That doesn't look like much.  Let's scale it up and take logs:

The dot in the middle is the constant term, reflecting (equal to?  I should actually work through the maths one day...) the average pixel value.  The transform exists in frequency space, and points near the middle of the picture reflect low-frequency components (i.e., slowly varying), and points further away reflect high-frequency components (rapidly varying). A perfect sine wave would result in a dot at the pixel corresponding to its frequency and direction (as well as another dot symmetrically opposite); periodic noise bands look a bit like sine waves, and show up as slightly smeared bright spots.

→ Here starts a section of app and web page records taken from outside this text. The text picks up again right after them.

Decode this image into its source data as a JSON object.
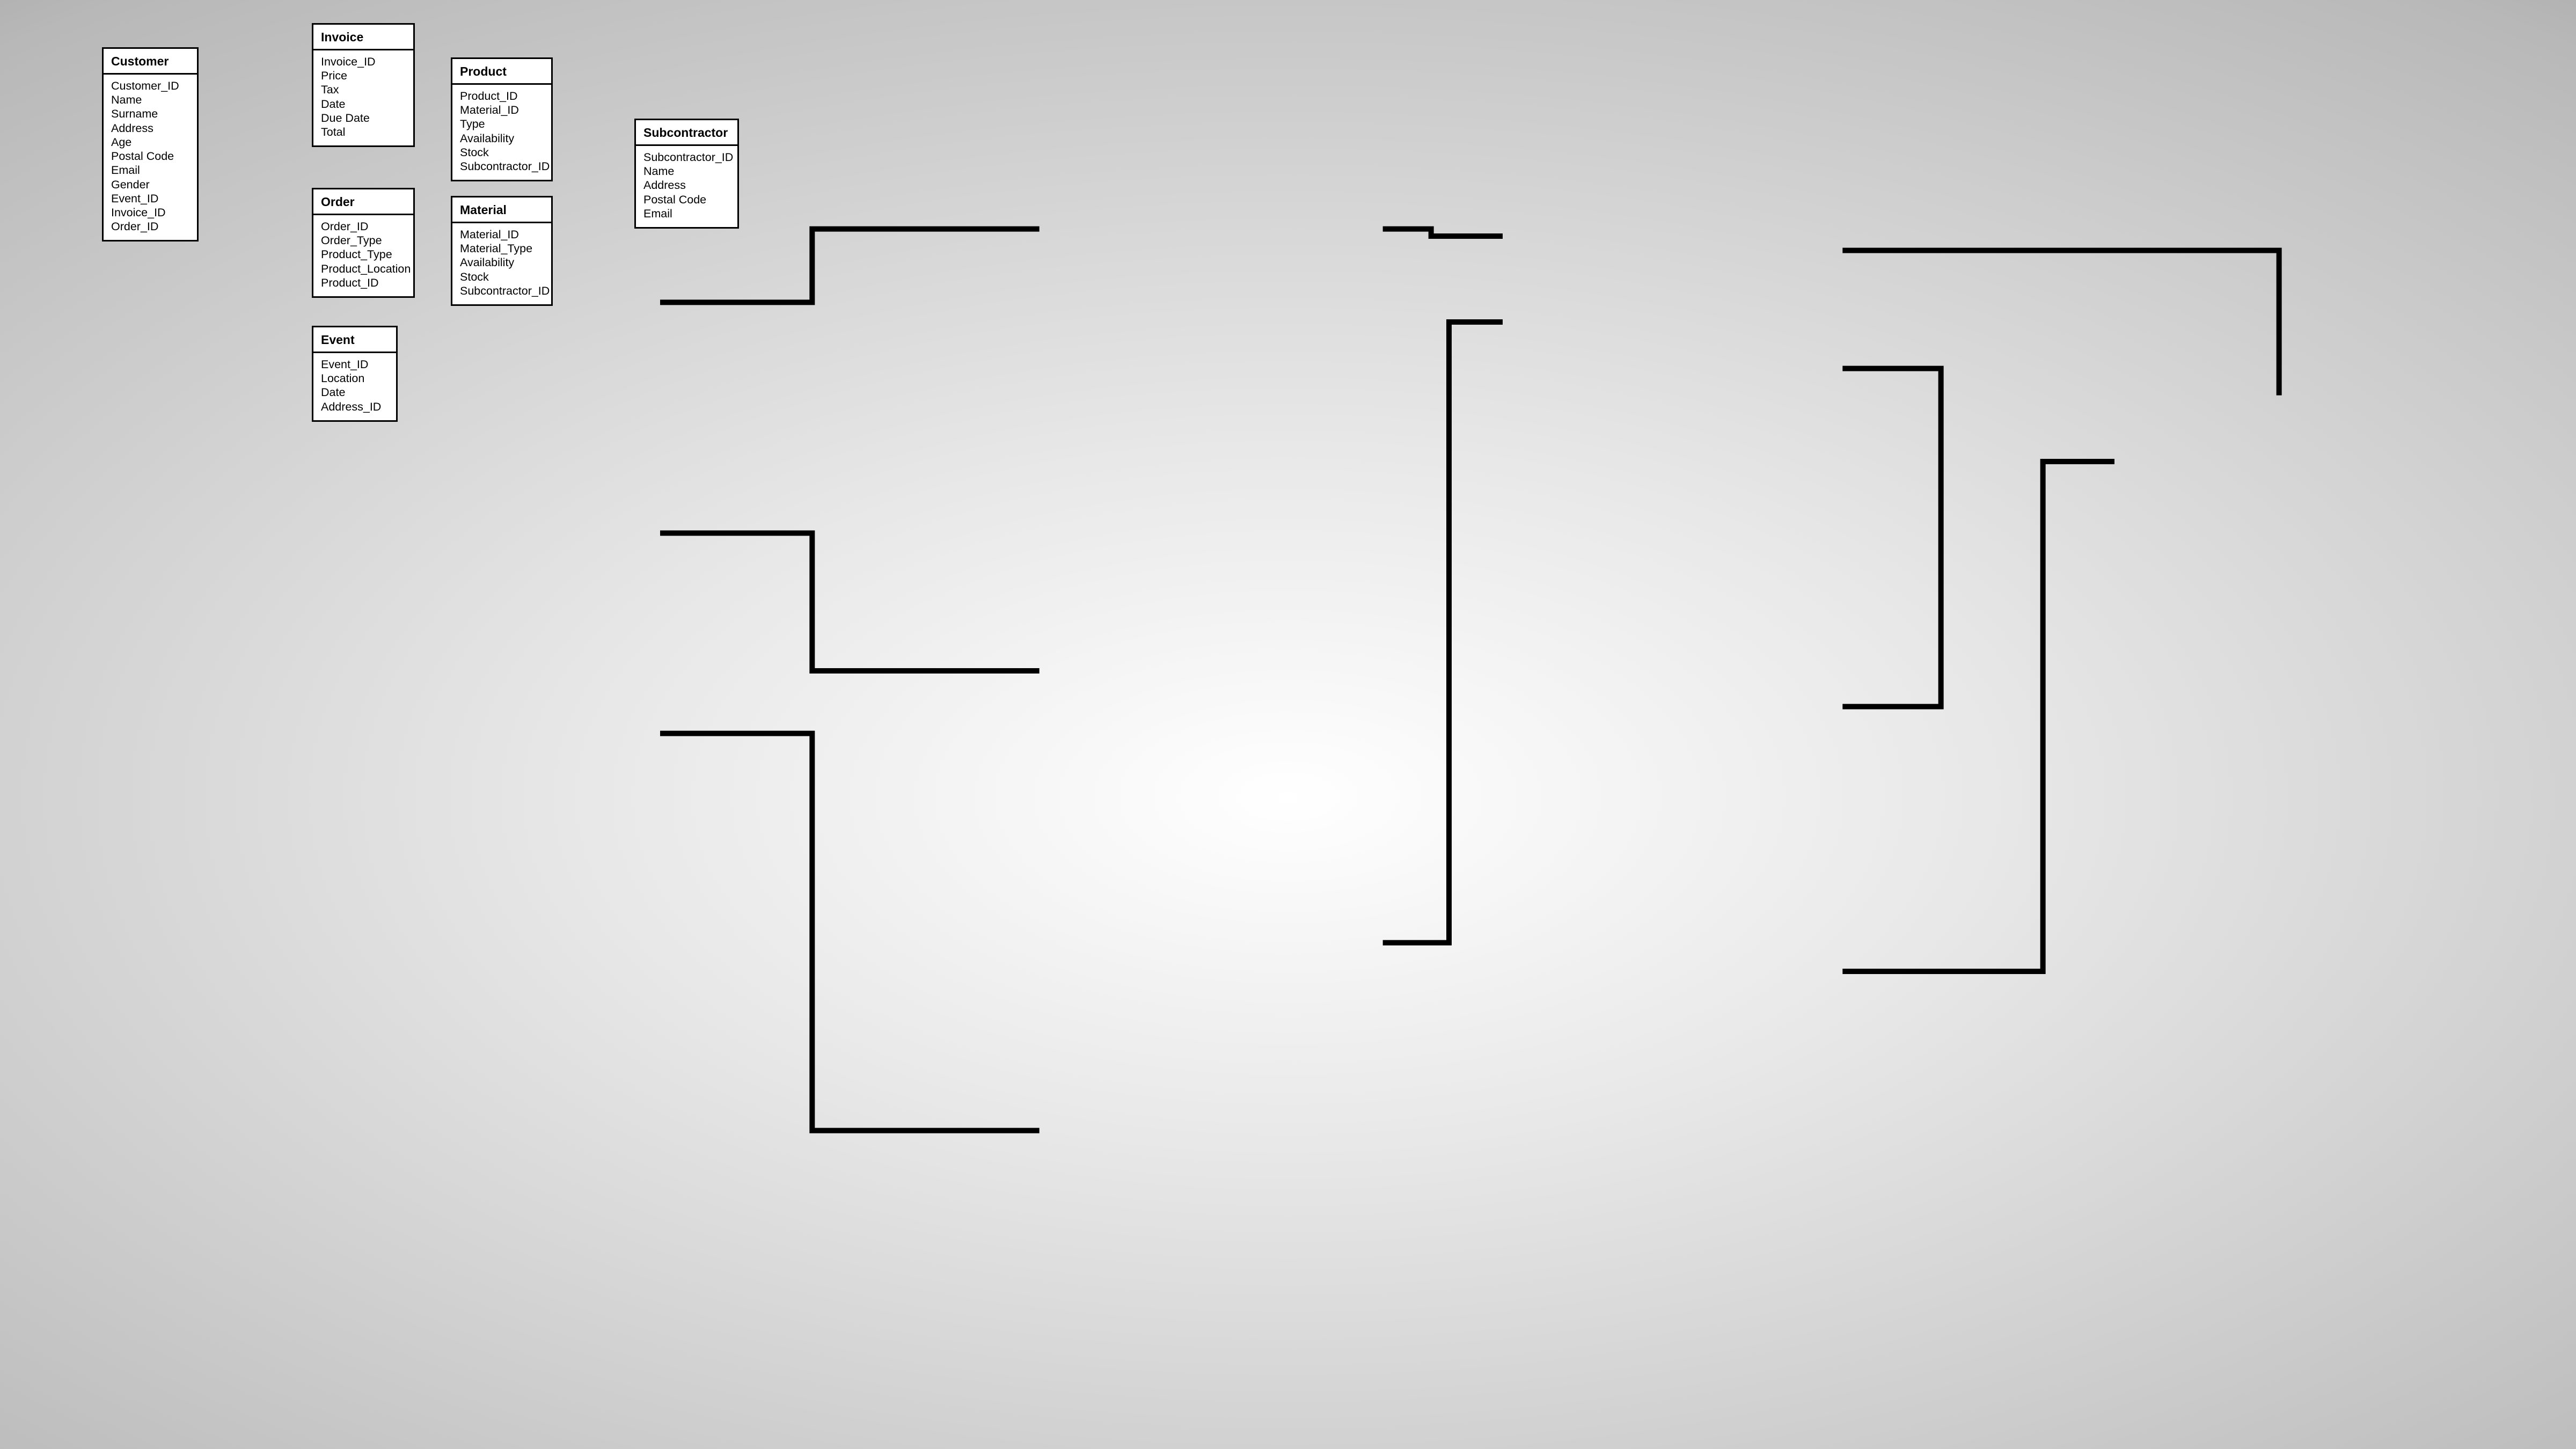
{
  "entities": {
    "customer": {
      "title": "Customer",
      "fields": [
        "Customer_ID",
        "Name",
        "Surname",
        "Address",
        "Age",
        "Postal Code",
        "Email",
        "Gender",
        "Event_ID",
        "Invoice_ID",
        "Order_ID"
      ]
    },
    "invoice": {
      "title": "Invoice",
      "fields": [
        "Invoice_ID",
        "Price",
        "Tax",
        "Date",
        "Due Date",
        "Total"
      ]
    },
    "order": {
      "title": "Order",
      "fields": [
        "Order_ID",
        "Order_Type",
        "Product_Type",
        "Product_Location",
        "Product_ID"
      ]
    },
    "event": {
      "title": "Event",
      "fields": [
        "Event_ID",
        "Location",
        "Date",
        "Address_ID"
      ]
    },
    "product": {
      "title": "Product",
      "fields": [
        "Product_ID",
        "Material_ID",
        "Type",
        "Availability",
        "Stock",
        "Subcontractor_ID"
      ]
    },
    "material": {
      "title": "Material",
      "fields": [
        "Material_ID",
        "Material_Type",
        "Availability",
        "Stock",
        "Subcontractor_ID"
      ]
    },
    "subcontractor": {
      "title": "Subcontractor",
      "fields": [
        "Subcontractor_ID",
        "Name",
        "Address",
        "Postal Code",
        "Email"
      ]
    }
  }
}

The basic procedure now is to say, "There's stuff in the middle there that I want to keep, but I want every other bright spot to disappear."  My code to do this in Octave doesn't always give great results, but it beats doing it by hand for 20 different pictures:

(An alternative is to create a mask using one of the images and use the same mask for all of them.  The bright patches move around a little, but as long as you mask off enough pixels, it works pretty well.)

Now we take this modified magnitude of the Fourier transform, combine it with the phase calculated earlier, and do an inverse transform.  The periodic components have disappeared in the filtered image:

It's still noisy, but Phobos seems a bit brighter than the background.  Re-scaling the brightness ought to bring out the contrast a little.  Suppose the pixel values are on a scale from zero to one.  Pick a value, say 0.4 (the actual value I used depended on the median pixel value in the filtered image), that we hope Phobos's brightness is greater than.  Then squish any pixels in the 0 to 0.4 range down to 0 to 0.1, and spread out pixels from 0.4 to 1 across 0.1 to 1.  Here is the result:

There's a bit of a trade-off here, since there's a dark band running through Mars's atmosphere in the later shots, and that gets exaggerated a lot if we try to make too much of the background noise disappear.  So I wouldn't be surprised if my effort can be improved upon.  (It's also likely that I'm losing a little bit of definition because of a bug in my Octave/GraphicsMagick libraries, but I'm not sure if it's easily visible to a human eye, and I don't have a working library to compare it to.)


Home | Space gifs